Bill Rabinowitz
Buckeye Xtra
Ohio State coach Ryan Day said that the Woody Hayes Athletic Center is the one place where coaches and players feel protected from the coronavirus.

Those in the Ohio State football program are taking COVID-19 so seriously that some coaches are not staying in their own homes as a safeguard against contracting the virus, coach Ryan Day said Friday.

On the day the president of the United States announced he had contracted the coronavirus, Day detailed the lengths to which the Buckeyes are trying to protect themselves and others from COVID-19.

“This has been a difficult time because we understand the ramifications and the consequences for our health, but also just in terms of playing a season, of testing positive,” Day said in a conference call. “That’s for the players. They've made great sacrifices.

“But it's also for the coaches. For those of us who have school-age children at home, it's very, very difficult. To make sacrifices, some of us are not sleeping in our homes.”

Day has three children at home. He said he wears a mask inside their house and that his family spends time together outside as much as possible.

Day said he is letting coaches and staffers decide for themselves what’s the best plan for their situations. But for those who have kids in school, there are no easy solutions. Youth sports are also now being played, adding to the potential exposure, he said.

Day said those in the program feel secure inside the Woody Hayes Athletic Center. The 120 players and about 50 others, including coaches, are tested daily. They get results within 15 minutes. Anyone who doesn’t test negative is sent home for follow-up testing.

“When we're in the building, we feel really, really safe,” Day said. “It's a great feeling to know in this building, when you're around our bubble right here, you're good.

“But once you leave here, everything changes. Honestly, it's scary, because it can ruin your whole season, just like that, in one day with one exposure.”

Vigilance is necessary, and Day reminds everyone daily not to let down their guard.

“Sometimes, the coaches and the players look at me, like, ‘Coach, I know. We have to be smart,’ ” Day said. “But if you get tired of it and you take a deep breath (and get careless), it'll get you real fast.”

Quarterback Justin Fields said players are abiding by the safety protocols because they know what’s at stake. He said he stays in his apartment with his French bulldog, Uno, as his only company.

“Coach Day is constantly reminding us that we should stay socially distanced and try to stay away from as many people as possible,” Fields said. “He also said the other day the closer it gets to the season, the more risk you have. I think the team understands that.

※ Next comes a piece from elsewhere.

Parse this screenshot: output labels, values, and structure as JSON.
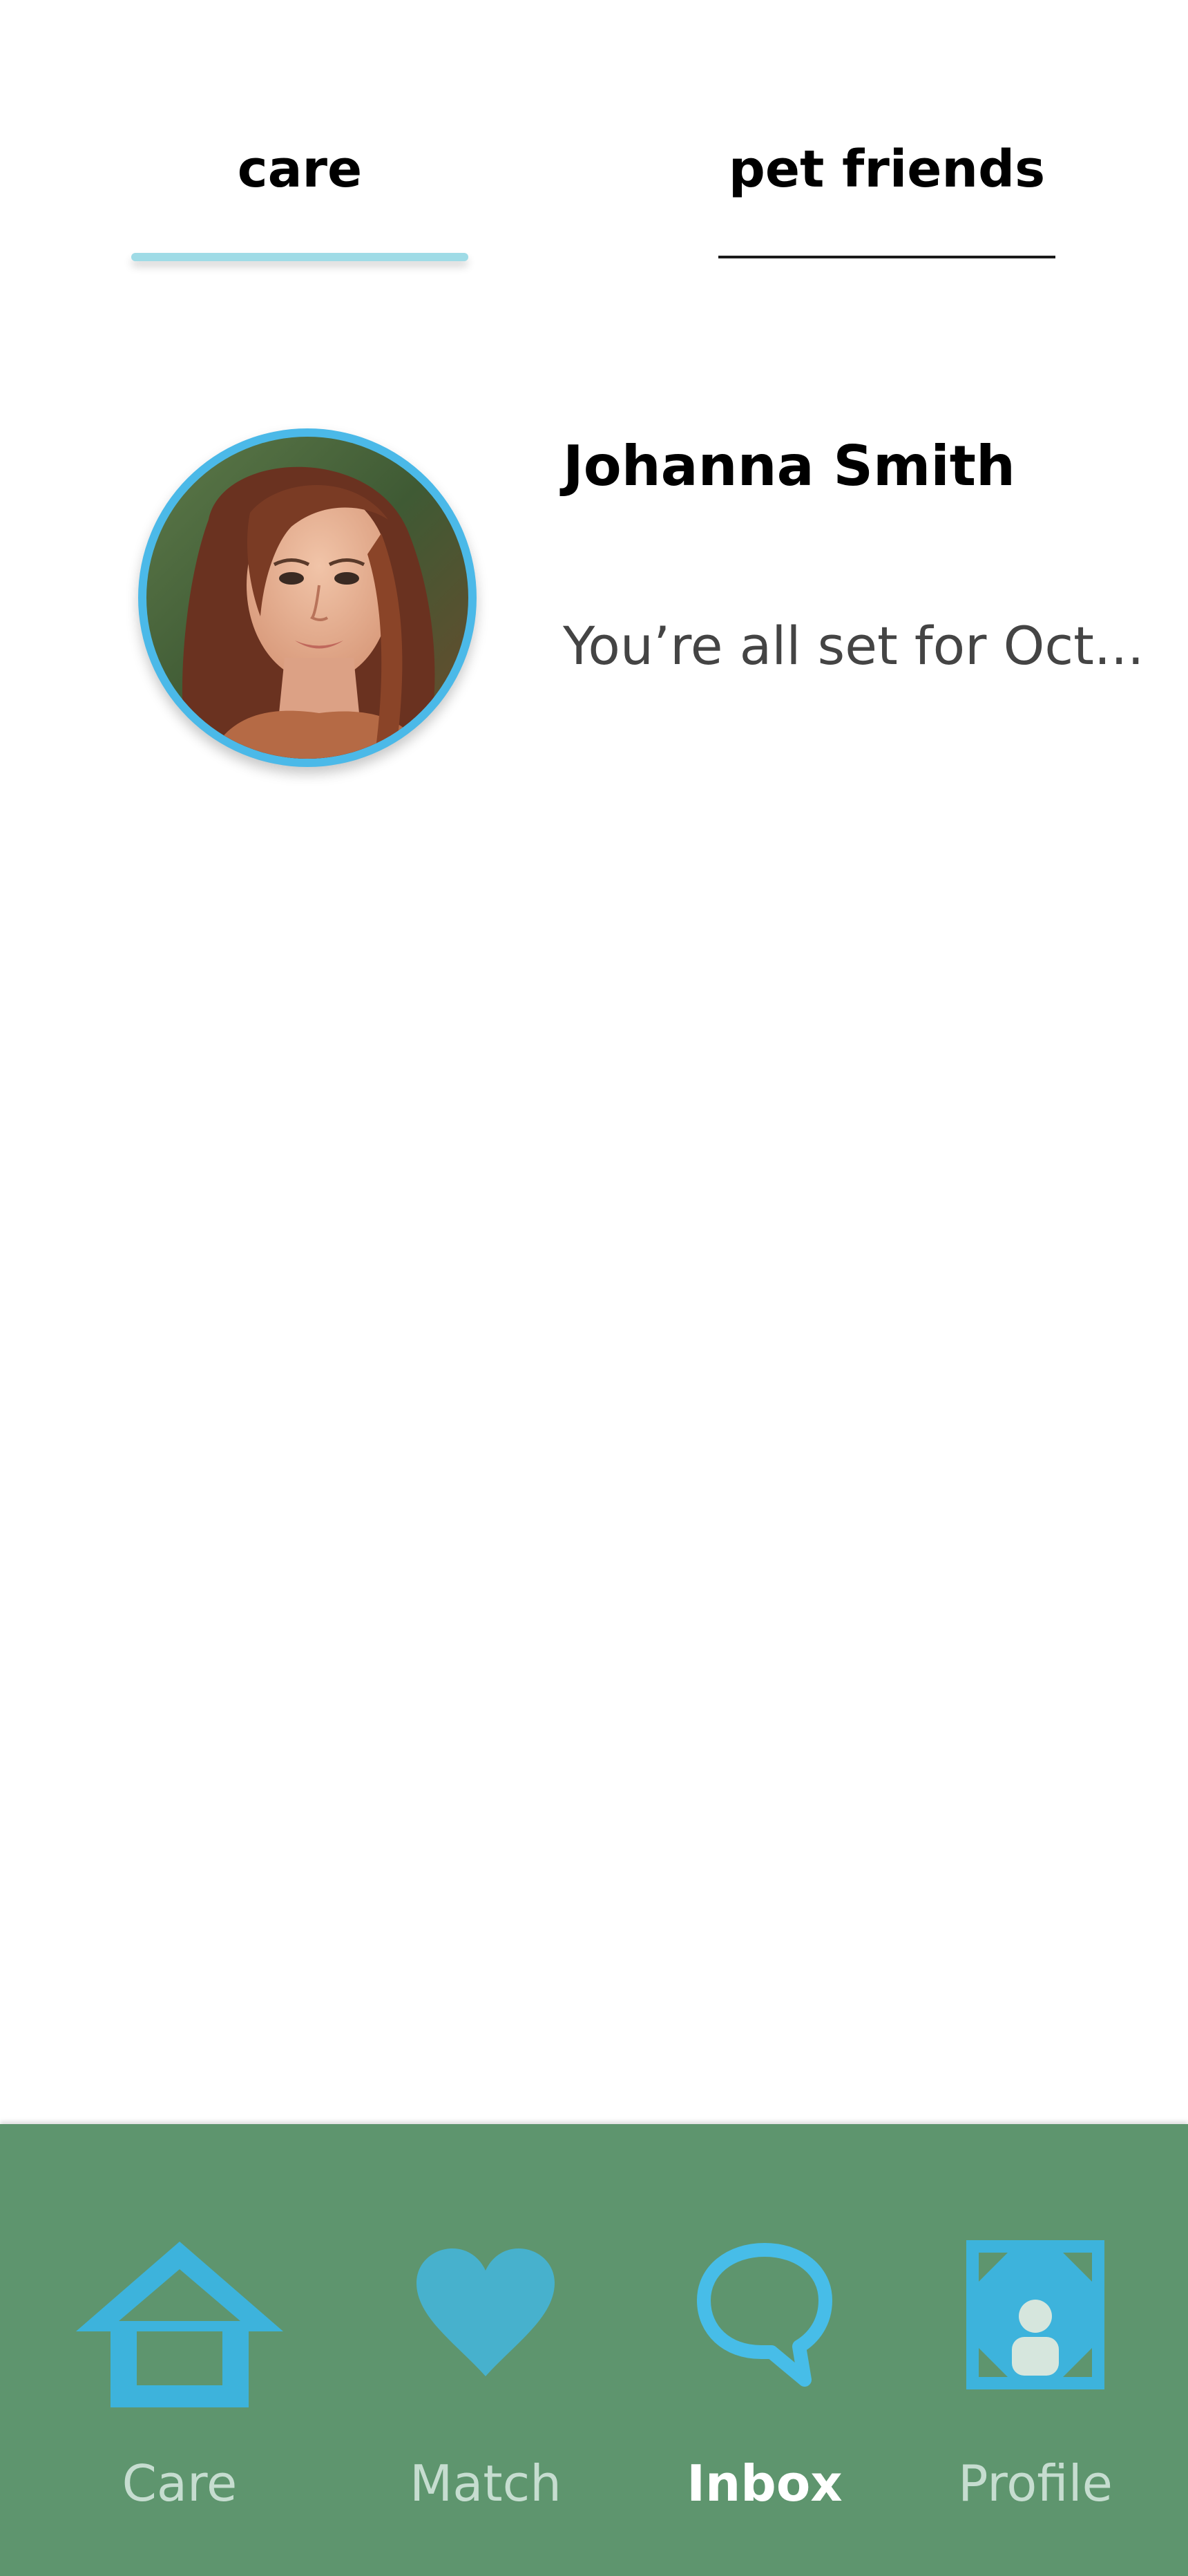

“I don't think it's that big of a sacrifice to the team, because I think everybody on the team is committed to playing the season. We all want to do well. We know in order for us to do well, we have to first take care of ourselves and make sure we're staying COVID-free. I think it's a small sacrifice for a big reward.”

brabinowitz@dispatch.com

@brdispatch